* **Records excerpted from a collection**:
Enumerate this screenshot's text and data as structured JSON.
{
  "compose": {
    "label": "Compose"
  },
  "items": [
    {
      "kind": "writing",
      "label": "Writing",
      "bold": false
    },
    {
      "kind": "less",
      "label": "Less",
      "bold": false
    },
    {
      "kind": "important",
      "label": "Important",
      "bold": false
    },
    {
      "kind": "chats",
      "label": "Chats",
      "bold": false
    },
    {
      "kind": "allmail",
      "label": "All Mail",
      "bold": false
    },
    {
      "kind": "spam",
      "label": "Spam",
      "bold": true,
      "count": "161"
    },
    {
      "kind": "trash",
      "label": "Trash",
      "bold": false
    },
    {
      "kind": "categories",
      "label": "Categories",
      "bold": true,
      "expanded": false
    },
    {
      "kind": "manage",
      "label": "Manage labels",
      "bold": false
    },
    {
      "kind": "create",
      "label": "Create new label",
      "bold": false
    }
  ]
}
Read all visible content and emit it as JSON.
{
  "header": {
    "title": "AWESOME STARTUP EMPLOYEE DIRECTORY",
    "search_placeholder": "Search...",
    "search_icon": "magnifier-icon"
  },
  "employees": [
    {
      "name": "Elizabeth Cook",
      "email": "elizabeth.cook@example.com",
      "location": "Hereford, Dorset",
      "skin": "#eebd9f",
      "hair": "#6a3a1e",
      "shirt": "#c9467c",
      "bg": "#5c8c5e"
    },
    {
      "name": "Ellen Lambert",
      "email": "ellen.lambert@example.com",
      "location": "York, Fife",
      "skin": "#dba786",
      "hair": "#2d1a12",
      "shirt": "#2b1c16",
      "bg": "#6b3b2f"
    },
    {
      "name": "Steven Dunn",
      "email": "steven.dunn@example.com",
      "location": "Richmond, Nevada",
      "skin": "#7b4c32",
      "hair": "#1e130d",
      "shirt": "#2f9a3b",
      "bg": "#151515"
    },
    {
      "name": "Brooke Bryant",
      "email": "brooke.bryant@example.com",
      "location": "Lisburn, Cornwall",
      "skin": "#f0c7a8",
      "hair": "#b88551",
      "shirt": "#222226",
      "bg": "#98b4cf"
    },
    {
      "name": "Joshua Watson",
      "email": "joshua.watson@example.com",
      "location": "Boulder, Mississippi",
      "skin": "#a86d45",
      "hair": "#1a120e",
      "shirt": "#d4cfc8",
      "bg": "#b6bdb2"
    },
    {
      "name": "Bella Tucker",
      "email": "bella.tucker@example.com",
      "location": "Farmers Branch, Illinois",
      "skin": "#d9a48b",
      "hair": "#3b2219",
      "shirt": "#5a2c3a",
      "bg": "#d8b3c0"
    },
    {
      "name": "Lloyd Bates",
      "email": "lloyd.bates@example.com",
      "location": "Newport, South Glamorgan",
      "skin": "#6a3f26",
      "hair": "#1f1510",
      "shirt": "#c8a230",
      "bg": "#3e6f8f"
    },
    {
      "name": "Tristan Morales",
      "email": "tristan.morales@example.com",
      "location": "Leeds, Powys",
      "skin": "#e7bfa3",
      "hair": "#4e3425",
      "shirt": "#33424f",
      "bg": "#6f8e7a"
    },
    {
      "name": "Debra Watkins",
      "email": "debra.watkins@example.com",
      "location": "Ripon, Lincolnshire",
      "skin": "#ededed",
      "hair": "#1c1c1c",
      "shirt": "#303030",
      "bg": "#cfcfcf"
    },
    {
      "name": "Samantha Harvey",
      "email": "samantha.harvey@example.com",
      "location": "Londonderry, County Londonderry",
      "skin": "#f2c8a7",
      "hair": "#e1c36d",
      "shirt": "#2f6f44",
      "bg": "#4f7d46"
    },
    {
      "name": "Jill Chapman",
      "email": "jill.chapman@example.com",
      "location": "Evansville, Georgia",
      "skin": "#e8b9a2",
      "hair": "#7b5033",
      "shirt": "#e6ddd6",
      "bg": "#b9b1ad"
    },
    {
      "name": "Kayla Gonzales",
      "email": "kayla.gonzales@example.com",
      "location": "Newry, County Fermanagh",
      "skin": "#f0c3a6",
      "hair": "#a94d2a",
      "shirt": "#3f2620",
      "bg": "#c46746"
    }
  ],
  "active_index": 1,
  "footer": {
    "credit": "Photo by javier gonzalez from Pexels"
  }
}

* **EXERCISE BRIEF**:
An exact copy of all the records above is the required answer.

* **EXERCISE OUTPUT**:
Enumerate this screenshot's text and data as structured JSON.
{
  "compose": {
    "label": "Compose"
  },
  "items": [
    {
      "kind": "writing",
      "label": "Writing",
      "bold": false
    },
    {
      "kind": "less",
      "label": "Less",
      "bold": false
    },
    {
      "kind": "important",
      "label": "Important",
      "bold": false
    },
    {
      "kind": "chats",
      "label": "Chats",
      "bold": false
    },
    {
      "kind": "allmail",
      "label": "All Mail",
      "bold": false
    },
    {
      "kind": "spam",
      "label": "Spam",
      "bold": true,
      "count": "161"
    },
    {
      "kind": "trash",
      "label": "Trash",
      "bold": false
    },
    {
      "kind": "categories",
      "label": "Categories",
      "bold": true,
      "expanded": false
    },
    {
      "kind": "manage",
      "label": "Manage labels",
      "bold": false
    },
    {
      "kind": "create",
      "label": "Create new label",
      "bold": false
    }
  ]
}
Read all visible content and emit it as JSON.
{
  "header": {
    "title": "AWESOME STARTUP EMPLOYEE DIRECTORY",
    "search_placeholder": "Search...",
    "search_icon": "magnifier-icon"
  },
  "employees": [
    {
      "name": "Elizabeth Cook",
      "email": "elizabeth.cook@example.com",
      "location": "Hereford, Dorset",
      "skin": "#eebd9f",
      "hair": "#6a3a1e",
      "shirt": "#c9467c",
      "bg": "#5c8c5e"
    },
    {
      "name": "Ellen Lambert",
      "email": "ellen.lambert@example.com",
      "location": "York, Fife",
      "skin": "#dba786",
      "hair": "#2d1a12",
      "shirt": "#2b1c16",
      "bg": "#6b3b2f"
    },
    {
      "name": "Steven Dunn",
      "email": "steven.dunn@example.com",
      "location": "Richmond, Nevada",
      "skin": "#7b4c32",
      "hair": "#1e130d",
      "shirt": "#2f9a3b",
      "bg": "#151515"
    },
    {
      "name": "Brooke Bryant",
      "email": "brooke.bryant@example.com",
      "location": "Lisburn, Cornwall",
      "skin": "#f0c7a8",
      "hair": "#b88551",
      "shirt": "#222226",
      "bg": "#98b4cf"
    },
    {
      "name": "Joshua Watson",
      "email": "joshua.watson@example.com",
      "location": "Boulder, Mississippi",
      "skin": "#a86d45",
      "hair": "#1a120e",
      "shirt": "#d4cfc8",
      "bg": "#b6bdb2"
    },
    {
      "name": "Bella Tucker",
      "email": "bella.tucker@example.com",
      "location": "Farmers Branch, Illinois",
      "skin": "#d9a48b",
      "hair": "#3b2219",
      "shirt": "#5a2c3a",
      "bg": "#d8b3c0"
    },
    {
      "name": "Lloyd Bates",
      "email": "lloyd.bates@example.com",
      "location": "Newport, South Glamorgan",
      "skin": "#6a3f26",
      "hair": "#1f1510",
      "shirt": "#c8a230",
      "bg": "#3e6f8f"
    },
    {
      "name": "Tristan Morales",
      "email": "tristan.morales@example.com",
      "location": "Leeds, Powys",
      "skin": "#e7bfa3",
      "hair": "#4e3425",
      "shirt": "#33424f",
      "bg": "#6f8e7a"
    },
    {
      "name": "Debra Watkins",
      "email": "debra.watkins@example.com",
      "location": "Ripon, Lincolnshire",
      "skin": "#ededed",
      "hair": "#1c1c1c",
      "shirt": "#303030",
      "bg": "#cfcfcf"
    },
    {
      "name": "Samantha Harvey",
      "email": "samantha.harvey@example.com",
      "location": "Londonderry, County Londonderry",
      "skin": "#f2c8a7",
      "hair": "#e1c36d",
      "shirt": "#2f6f44",
      "bg": "#4f7d46"
    },
    {
      "name": "Jill Chapman",
      "email": "jill.chapman@example.com",
      "location": "Evansville, Georgia",
      "skin": "#e8b9a2",
      "hair": "#7b5033",
      "shirt": "#e6ddd6",
      "bg": "#b9b1ad"
    },
    {
      "name": "Kayla Gonzales",
      "email": "kayla.gonzales@example.com",
      "location": "Newry, County Fermanagh",
      "skin": "#f0c3a6",
      "hair": "#a94d2a",
      "shirt": "#3f2620",
      "bg": "#c46746"
    }
  ],
  "active_index": 1,
  "footer": {
    "credit": "Photo by javier gonzalez from Pexels"
  }
}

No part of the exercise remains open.